    I am about to write one.

    Thanks for enriching,


  5. TF is a HORRIBLE interviewer. Not sure why he didn’t ‘hack’ the best practices of the best interviewers in the world to learn how to do it right. The Daniel Pink interview was such a wasted opportunity. TF loves to ask about writing best practices because he is a writer, but 1% of his audience is writers! No one cares! TF, put yourself in your listeners’ shoes. I would have loved to have learned more about Pink’s book. Instead I heard them talk about where TF grew up and way too much about uninteresting, random topics. So tired of ridiculous questions like what the interviewer would put on a billboard or most gifted books. We want actionable items! I’m done with this podcast.

  6. Hi Tim – Daniel mentioned working for Al Gore. I think it would be fascinating to get him on your show! Not sure if you have tried? I’m interested in hearing more about his push to educate people about global warming. It would also be great to have someone on your show who is pushing an agenda to increase awareness about sustainability, conscious consumerism and waste reduction. Not sure if you have heard about well.org? The founders of Thrive Market seem to be heading in this direction, so I think it would be fantastic to hear from them on your show as well. Thanks!

  7. Really engaging interview! I found it interesting to note that your Fear Setting exercise involves some self- directed Motivational Interviewing when defining the fear on a scale of 1-10.

  8. Good interview as always.

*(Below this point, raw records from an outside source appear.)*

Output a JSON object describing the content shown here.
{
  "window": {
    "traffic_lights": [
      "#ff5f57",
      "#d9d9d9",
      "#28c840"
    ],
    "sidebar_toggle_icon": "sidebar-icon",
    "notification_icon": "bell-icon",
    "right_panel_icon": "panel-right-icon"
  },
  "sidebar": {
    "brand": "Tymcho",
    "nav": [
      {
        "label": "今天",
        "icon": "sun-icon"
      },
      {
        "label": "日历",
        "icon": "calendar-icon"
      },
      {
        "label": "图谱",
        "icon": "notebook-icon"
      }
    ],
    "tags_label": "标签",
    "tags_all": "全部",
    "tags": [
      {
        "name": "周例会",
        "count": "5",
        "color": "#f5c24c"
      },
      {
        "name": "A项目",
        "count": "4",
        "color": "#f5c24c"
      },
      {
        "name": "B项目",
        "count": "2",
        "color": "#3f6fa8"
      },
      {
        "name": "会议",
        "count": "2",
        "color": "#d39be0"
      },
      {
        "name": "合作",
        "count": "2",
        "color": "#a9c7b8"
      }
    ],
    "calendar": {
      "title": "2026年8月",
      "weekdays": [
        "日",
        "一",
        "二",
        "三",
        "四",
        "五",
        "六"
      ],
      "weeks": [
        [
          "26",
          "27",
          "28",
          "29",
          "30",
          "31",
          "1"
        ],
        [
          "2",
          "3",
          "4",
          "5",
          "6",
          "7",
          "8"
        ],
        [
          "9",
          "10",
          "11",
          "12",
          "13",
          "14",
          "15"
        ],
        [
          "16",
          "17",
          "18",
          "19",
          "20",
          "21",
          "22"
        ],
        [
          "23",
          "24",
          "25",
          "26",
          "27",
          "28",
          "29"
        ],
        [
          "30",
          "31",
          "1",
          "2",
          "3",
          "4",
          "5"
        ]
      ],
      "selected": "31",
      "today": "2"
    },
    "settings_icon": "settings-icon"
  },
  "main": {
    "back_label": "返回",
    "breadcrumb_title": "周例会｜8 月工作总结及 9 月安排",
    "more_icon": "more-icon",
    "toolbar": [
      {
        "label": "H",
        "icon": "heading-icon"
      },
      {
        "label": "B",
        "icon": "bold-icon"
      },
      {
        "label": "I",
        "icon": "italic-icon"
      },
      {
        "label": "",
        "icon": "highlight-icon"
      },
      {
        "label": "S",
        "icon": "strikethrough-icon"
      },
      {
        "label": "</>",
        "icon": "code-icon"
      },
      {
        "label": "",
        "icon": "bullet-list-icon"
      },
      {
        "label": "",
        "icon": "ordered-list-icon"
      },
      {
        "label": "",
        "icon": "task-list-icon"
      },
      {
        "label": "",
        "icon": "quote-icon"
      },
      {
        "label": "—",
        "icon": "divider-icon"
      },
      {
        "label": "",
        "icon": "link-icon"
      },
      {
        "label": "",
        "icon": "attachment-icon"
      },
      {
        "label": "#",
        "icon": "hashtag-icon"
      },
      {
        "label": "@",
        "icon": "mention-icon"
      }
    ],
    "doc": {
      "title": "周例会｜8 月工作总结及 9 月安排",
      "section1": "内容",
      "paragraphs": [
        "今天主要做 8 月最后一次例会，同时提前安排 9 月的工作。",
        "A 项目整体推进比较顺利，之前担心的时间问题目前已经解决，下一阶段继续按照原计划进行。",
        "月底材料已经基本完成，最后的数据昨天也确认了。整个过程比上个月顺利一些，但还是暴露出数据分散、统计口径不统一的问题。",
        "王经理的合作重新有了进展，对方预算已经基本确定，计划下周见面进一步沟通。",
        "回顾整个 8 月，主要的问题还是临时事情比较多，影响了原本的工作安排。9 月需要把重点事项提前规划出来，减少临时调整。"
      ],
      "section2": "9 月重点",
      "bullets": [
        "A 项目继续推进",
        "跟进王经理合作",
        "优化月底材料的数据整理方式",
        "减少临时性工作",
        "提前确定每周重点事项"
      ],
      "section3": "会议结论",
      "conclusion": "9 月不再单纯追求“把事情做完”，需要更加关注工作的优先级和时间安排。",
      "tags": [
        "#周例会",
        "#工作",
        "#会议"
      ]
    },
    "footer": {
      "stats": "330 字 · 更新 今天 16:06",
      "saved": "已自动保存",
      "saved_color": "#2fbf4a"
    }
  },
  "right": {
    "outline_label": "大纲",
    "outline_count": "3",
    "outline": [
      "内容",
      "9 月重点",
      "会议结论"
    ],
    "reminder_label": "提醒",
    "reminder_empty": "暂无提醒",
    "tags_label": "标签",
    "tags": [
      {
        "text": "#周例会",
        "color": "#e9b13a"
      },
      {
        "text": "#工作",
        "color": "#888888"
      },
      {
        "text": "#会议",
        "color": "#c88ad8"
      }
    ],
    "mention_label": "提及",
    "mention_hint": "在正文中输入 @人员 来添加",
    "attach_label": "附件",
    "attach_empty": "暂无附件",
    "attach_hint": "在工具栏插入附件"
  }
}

I do find Daniel’s books enriching. I was taken aback, however, to hear him say there is a dearth of well educated, well read people who are also religious. That is simply untrue, as amply evidenced by history and is quite a narrow odd viewpoint for him.

    I am not religious myself, but am grateful to the many thoughtful intellectuals who are and were self described as men and women of god, and have advanced the most important conversations about who and what we are.

  9. What was the title of the book mentioned in this podcast that sounded like Berg by Berg, by Lamont? It was a book that that both Tim and Daniel recommended, when they were discussing books to give as gifts.

  10. Your podcast with writers, journalists, (and stand-up comedians!) are my favorites. I return to them again and again for notes on how to refine your work, develop and decide between ideas, accept criticism, etc. This one with Daniel Pink is so rich and so fun. “Your essay sucks because you don’t know what you think.”

  11. Tim, I just wanted to say I admire your work and I am currently reading the 4-Hour hour work week 🙂 I’m currently a life coach and in the middle of writing a book myself. I’m wondering if there’s a way I can get in touch with you. [Moderator: contact information removed.]

  12. Your thoughtful interview w/ D Pink reminded me of a particular one from Veritas Forum at veritas.org. Here is the intro on it by Veritas Forum:

    “Social psychologist and atheist public intellectual Jonathan Haidt and author and pastor Tim Keller are leading voices in their respective fields. Last week, they sat down with Tamarie Macon at NYU for a discussion on religion, morality and pluralism. Watch curated highlights from the dialogue below:”


    Either or both of these gentlemen would be excellent guests on your podcast. They are very civil in their conversation & offer excellent ways to find common ground (overlap). Given the political tensions of today, perhaps we can learn something from them. Haidt’s book “The Righteous Mind” is excellent. And, Keller seems to be the real deal.

  13. Tim Ferriss is a boss. Dan Pink is a boss. A win-win. I hugely enjoyed A Whole New mind, which led me to When (which I need to dissect again). This is an incredible interview. I honestly can’t think of a better interviewer than Tim Ferriss. He’s honed his skills from his own two interview-based MONSTER books (Tools of Titans and Tribe of Mentors). I’m reading through both as we speak. Thank you, Tim (and Dan)!